**Exercise directions:** Your answer should be one number, namely how many lines in the listing below include the word "Test".

Segment Start: Data to use

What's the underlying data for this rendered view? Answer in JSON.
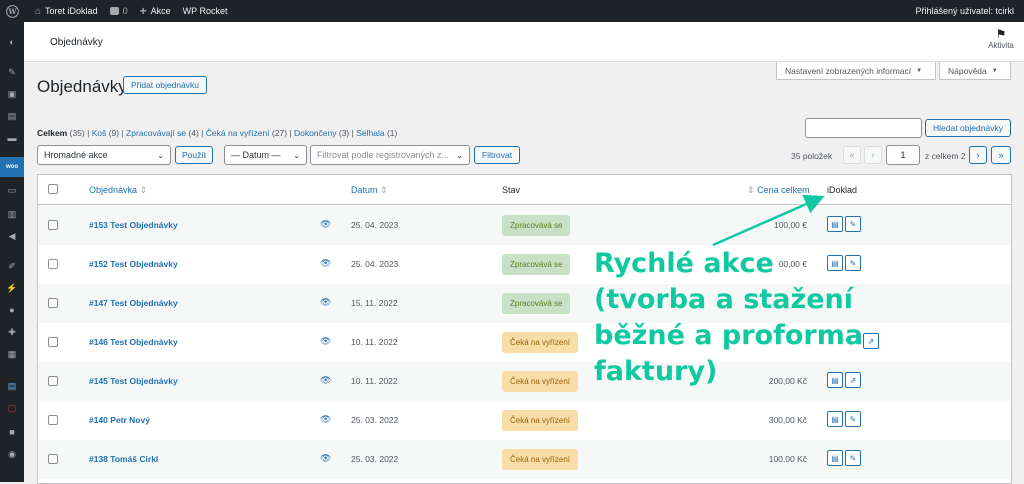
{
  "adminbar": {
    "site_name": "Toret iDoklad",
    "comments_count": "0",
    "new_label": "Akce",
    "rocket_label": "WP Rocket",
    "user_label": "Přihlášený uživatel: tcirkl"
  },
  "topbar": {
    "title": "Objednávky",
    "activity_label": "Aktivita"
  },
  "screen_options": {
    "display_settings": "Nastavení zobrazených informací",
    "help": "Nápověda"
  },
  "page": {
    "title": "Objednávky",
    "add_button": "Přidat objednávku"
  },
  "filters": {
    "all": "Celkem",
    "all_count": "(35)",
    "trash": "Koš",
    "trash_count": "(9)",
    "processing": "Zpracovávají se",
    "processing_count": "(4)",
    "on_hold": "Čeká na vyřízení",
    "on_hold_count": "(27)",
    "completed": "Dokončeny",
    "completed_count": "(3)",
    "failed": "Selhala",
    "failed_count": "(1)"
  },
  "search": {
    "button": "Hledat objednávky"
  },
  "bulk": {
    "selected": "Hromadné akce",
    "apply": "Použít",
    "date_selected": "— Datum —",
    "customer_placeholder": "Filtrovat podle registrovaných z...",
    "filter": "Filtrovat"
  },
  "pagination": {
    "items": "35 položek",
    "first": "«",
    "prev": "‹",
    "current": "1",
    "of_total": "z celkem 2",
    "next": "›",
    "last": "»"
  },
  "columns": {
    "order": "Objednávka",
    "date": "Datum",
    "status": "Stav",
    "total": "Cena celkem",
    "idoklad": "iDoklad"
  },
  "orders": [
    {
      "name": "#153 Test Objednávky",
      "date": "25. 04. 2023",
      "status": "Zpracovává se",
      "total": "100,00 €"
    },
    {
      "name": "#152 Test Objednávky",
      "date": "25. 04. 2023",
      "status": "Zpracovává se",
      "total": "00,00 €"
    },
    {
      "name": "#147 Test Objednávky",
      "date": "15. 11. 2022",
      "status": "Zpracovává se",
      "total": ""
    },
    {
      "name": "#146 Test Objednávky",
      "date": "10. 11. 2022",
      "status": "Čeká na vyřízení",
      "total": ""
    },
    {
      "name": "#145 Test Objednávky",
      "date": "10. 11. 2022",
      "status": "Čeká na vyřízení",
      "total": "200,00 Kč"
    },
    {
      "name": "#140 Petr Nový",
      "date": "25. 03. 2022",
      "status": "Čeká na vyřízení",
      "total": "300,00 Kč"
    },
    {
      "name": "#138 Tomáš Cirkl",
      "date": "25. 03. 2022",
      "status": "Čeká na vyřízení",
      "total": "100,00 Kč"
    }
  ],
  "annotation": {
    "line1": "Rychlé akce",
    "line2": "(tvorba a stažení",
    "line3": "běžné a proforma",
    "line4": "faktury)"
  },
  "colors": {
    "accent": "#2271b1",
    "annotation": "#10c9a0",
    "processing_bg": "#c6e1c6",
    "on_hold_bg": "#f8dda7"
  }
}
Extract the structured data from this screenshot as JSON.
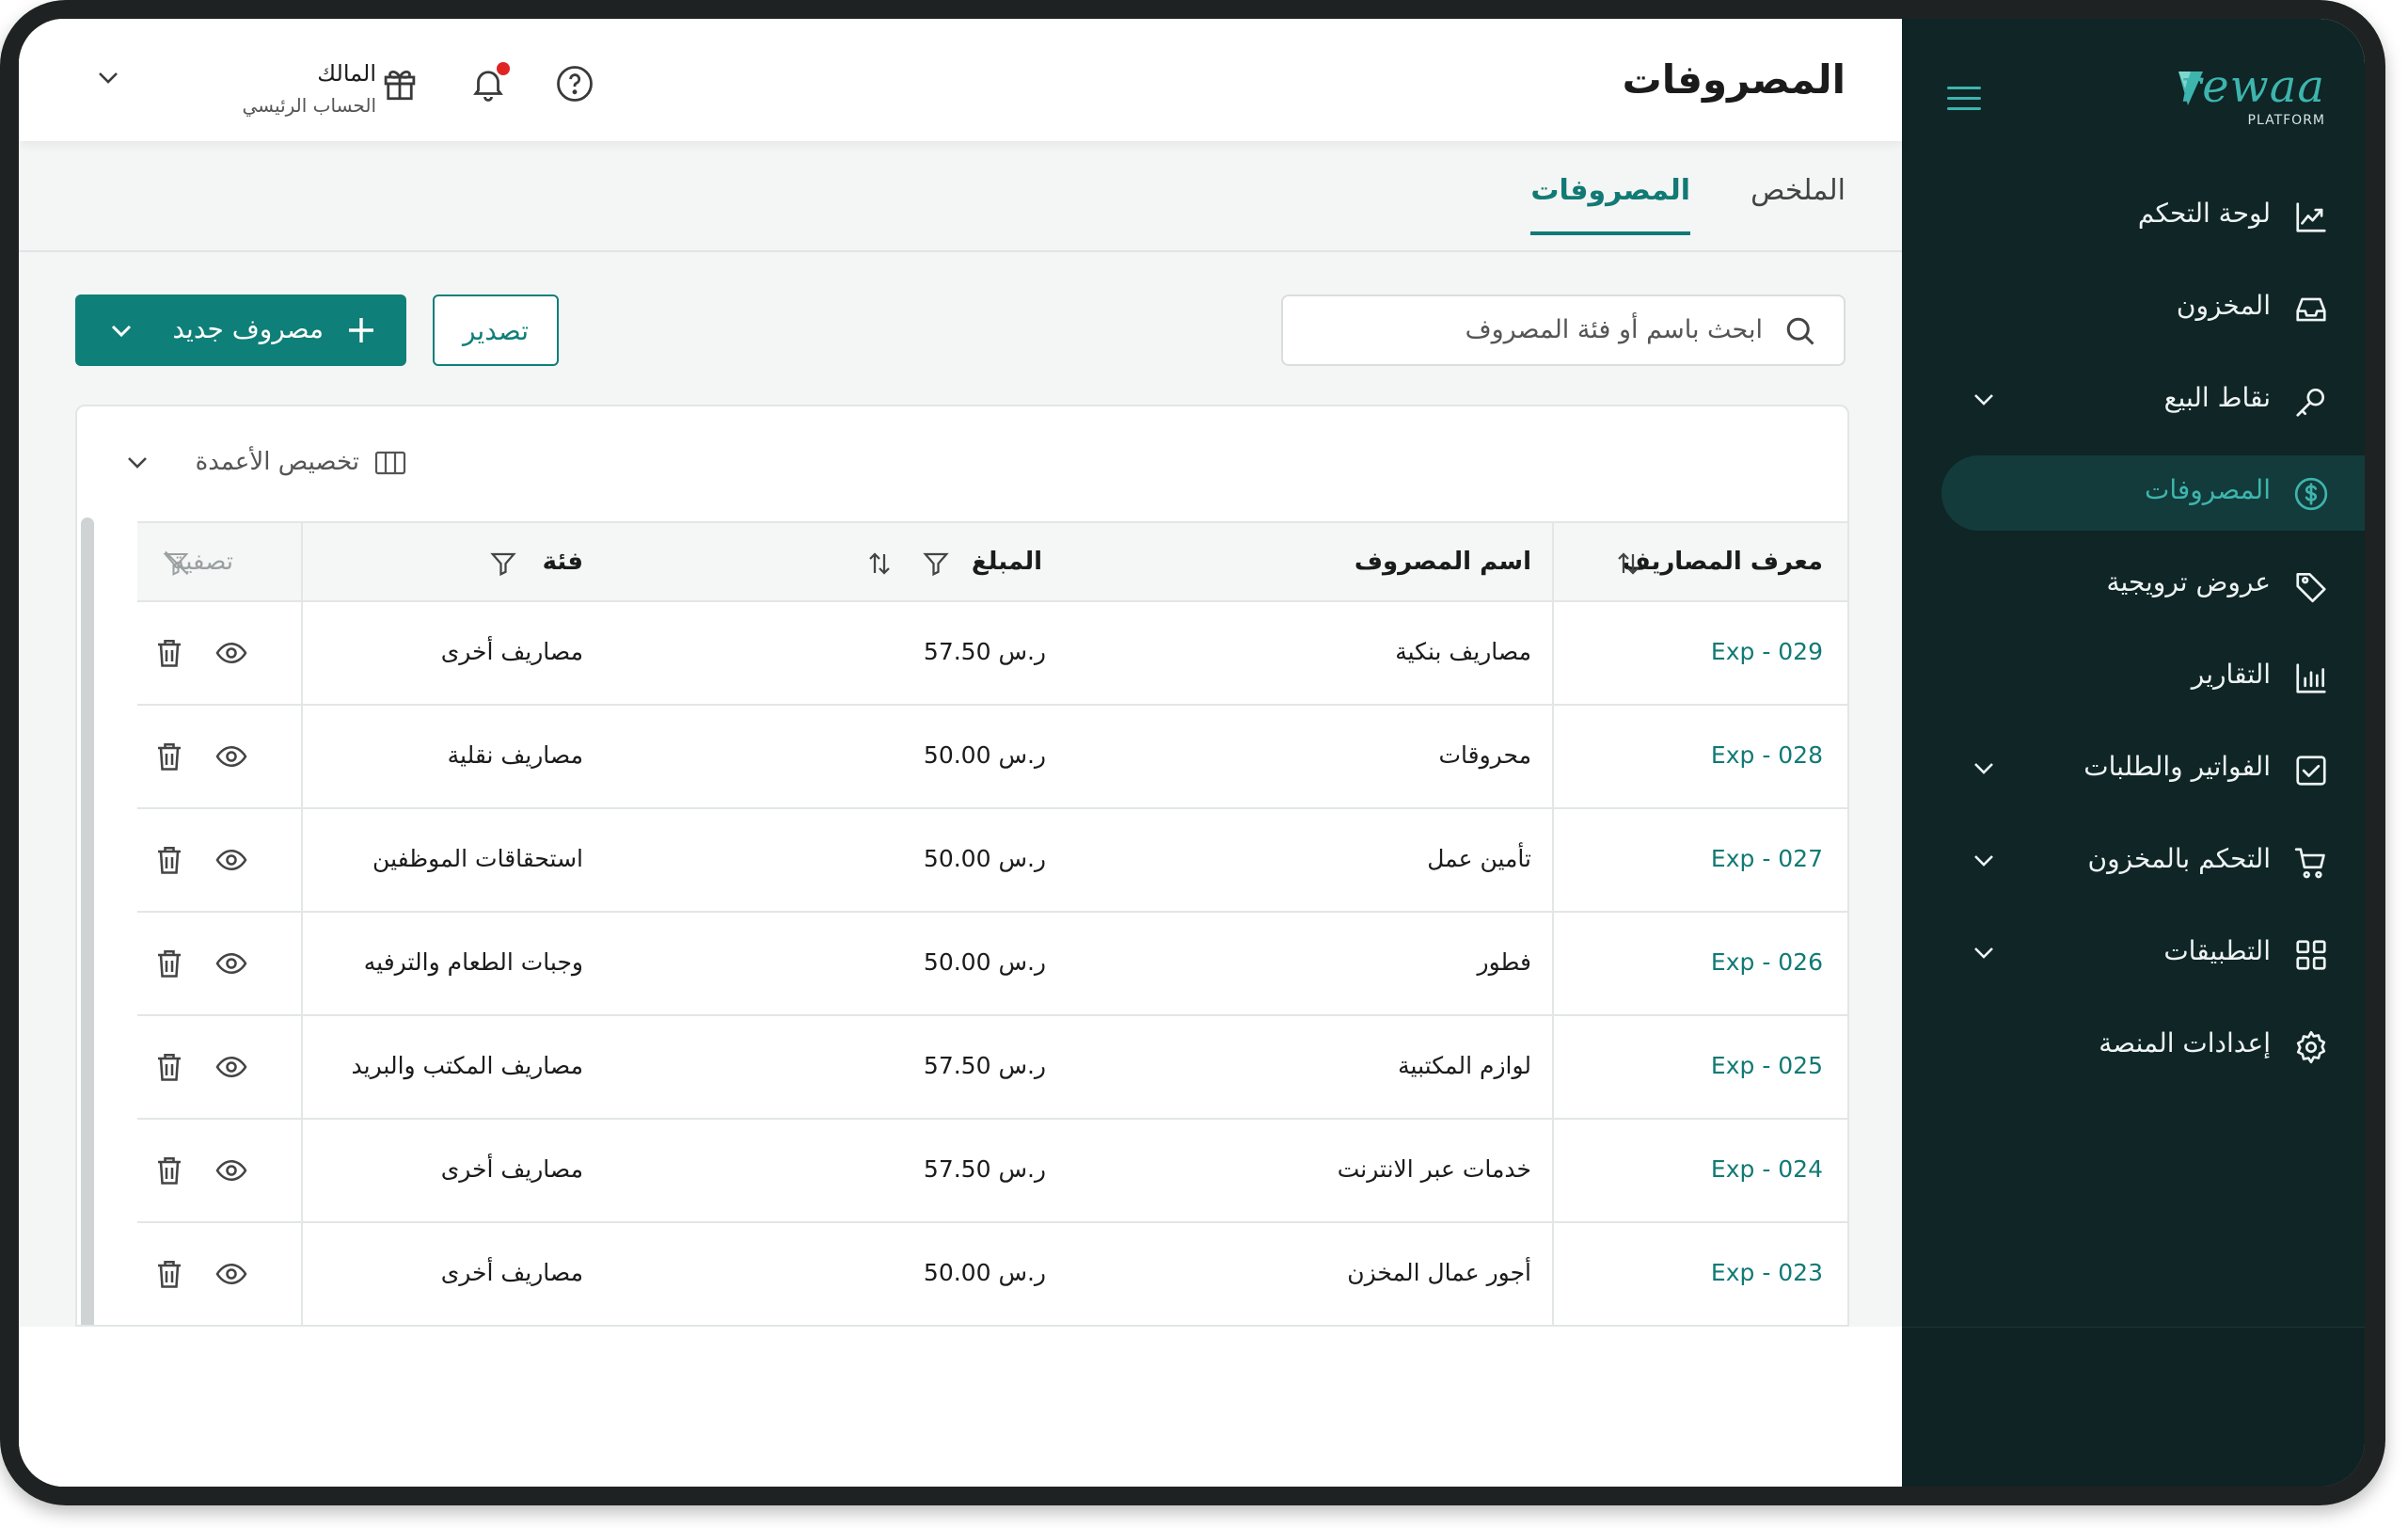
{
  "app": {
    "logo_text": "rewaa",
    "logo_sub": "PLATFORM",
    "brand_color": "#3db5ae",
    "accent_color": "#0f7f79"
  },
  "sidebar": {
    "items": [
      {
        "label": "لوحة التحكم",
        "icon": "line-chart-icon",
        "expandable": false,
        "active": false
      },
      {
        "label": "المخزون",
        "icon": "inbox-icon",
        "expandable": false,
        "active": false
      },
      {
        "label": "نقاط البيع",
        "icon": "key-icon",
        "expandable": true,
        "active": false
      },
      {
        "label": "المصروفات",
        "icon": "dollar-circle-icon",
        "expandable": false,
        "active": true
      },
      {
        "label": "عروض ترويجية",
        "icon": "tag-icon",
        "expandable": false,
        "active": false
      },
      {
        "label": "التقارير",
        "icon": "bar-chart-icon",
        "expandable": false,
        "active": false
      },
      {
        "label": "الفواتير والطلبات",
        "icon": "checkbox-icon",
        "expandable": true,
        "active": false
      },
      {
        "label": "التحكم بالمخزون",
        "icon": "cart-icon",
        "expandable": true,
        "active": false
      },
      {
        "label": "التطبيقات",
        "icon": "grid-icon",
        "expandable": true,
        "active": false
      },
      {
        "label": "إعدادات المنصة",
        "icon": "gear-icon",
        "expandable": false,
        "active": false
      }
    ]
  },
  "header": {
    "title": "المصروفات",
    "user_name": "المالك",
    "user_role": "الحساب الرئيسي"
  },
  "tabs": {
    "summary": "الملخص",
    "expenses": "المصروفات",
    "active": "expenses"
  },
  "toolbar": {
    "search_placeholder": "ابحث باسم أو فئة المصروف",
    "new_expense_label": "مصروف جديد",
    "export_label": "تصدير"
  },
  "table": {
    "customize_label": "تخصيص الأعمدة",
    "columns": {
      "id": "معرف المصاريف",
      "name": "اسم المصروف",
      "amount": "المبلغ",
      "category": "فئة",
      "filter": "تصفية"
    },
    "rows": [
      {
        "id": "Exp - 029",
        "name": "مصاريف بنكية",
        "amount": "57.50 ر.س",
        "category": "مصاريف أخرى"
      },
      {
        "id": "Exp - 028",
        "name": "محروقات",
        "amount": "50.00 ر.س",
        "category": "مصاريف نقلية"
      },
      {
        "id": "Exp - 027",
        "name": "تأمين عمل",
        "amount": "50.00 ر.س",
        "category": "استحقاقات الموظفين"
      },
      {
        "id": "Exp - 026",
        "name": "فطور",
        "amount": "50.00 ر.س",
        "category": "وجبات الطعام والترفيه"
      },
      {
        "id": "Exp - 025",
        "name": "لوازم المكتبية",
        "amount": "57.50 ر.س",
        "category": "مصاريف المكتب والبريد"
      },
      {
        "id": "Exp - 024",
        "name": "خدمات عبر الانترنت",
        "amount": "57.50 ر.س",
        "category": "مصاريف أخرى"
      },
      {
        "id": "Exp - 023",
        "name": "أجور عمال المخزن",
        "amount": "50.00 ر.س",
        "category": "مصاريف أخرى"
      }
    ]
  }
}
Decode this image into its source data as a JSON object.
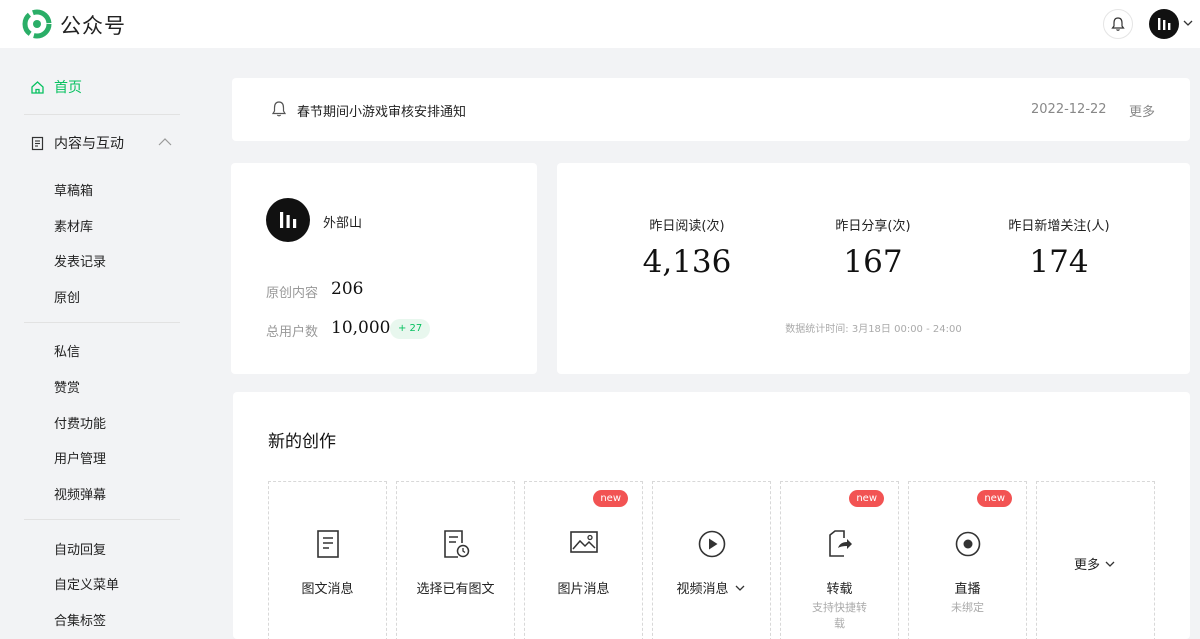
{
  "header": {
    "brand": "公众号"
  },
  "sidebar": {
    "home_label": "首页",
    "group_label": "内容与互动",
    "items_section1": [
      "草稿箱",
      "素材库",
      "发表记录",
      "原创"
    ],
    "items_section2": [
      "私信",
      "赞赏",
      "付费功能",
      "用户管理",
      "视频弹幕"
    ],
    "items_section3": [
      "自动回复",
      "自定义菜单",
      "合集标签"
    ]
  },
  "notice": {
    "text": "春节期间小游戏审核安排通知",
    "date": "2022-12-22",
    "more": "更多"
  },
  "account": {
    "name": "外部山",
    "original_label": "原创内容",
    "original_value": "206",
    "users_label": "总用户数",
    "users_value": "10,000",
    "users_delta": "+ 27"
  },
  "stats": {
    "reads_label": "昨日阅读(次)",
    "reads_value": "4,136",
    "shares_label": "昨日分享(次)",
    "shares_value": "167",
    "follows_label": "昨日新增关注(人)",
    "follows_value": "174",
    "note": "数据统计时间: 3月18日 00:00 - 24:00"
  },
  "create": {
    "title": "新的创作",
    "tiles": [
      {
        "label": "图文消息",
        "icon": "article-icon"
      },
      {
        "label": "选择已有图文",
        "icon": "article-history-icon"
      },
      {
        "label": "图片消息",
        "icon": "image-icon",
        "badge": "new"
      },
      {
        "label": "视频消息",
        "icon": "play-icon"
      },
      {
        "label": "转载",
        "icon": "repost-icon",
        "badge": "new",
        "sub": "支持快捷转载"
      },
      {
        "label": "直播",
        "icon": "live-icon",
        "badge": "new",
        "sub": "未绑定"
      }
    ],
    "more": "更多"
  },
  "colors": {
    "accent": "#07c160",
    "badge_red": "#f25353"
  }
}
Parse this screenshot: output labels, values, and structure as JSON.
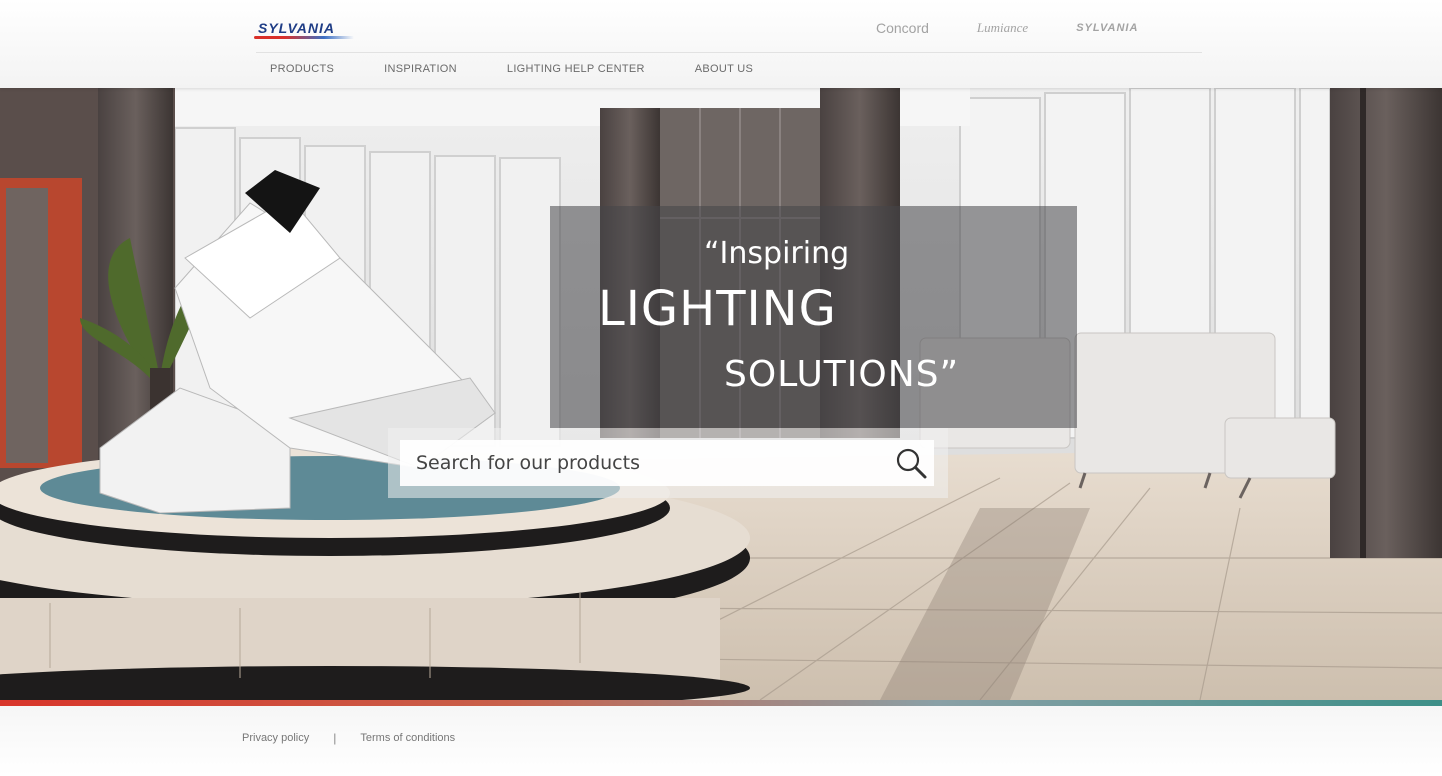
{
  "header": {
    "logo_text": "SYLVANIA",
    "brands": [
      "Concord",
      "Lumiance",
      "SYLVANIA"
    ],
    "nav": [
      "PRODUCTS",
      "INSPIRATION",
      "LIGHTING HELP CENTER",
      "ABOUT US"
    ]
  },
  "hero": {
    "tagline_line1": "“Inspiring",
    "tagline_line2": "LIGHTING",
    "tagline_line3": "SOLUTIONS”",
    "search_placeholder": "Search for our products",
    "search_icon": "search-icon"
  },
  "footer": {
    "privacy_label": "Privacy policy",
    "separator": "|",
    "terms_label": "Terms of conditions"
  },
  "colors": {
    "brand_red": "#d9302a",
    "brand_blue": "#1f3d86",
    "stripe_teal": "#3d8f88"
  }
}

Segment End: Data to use

**Response to this task:** 5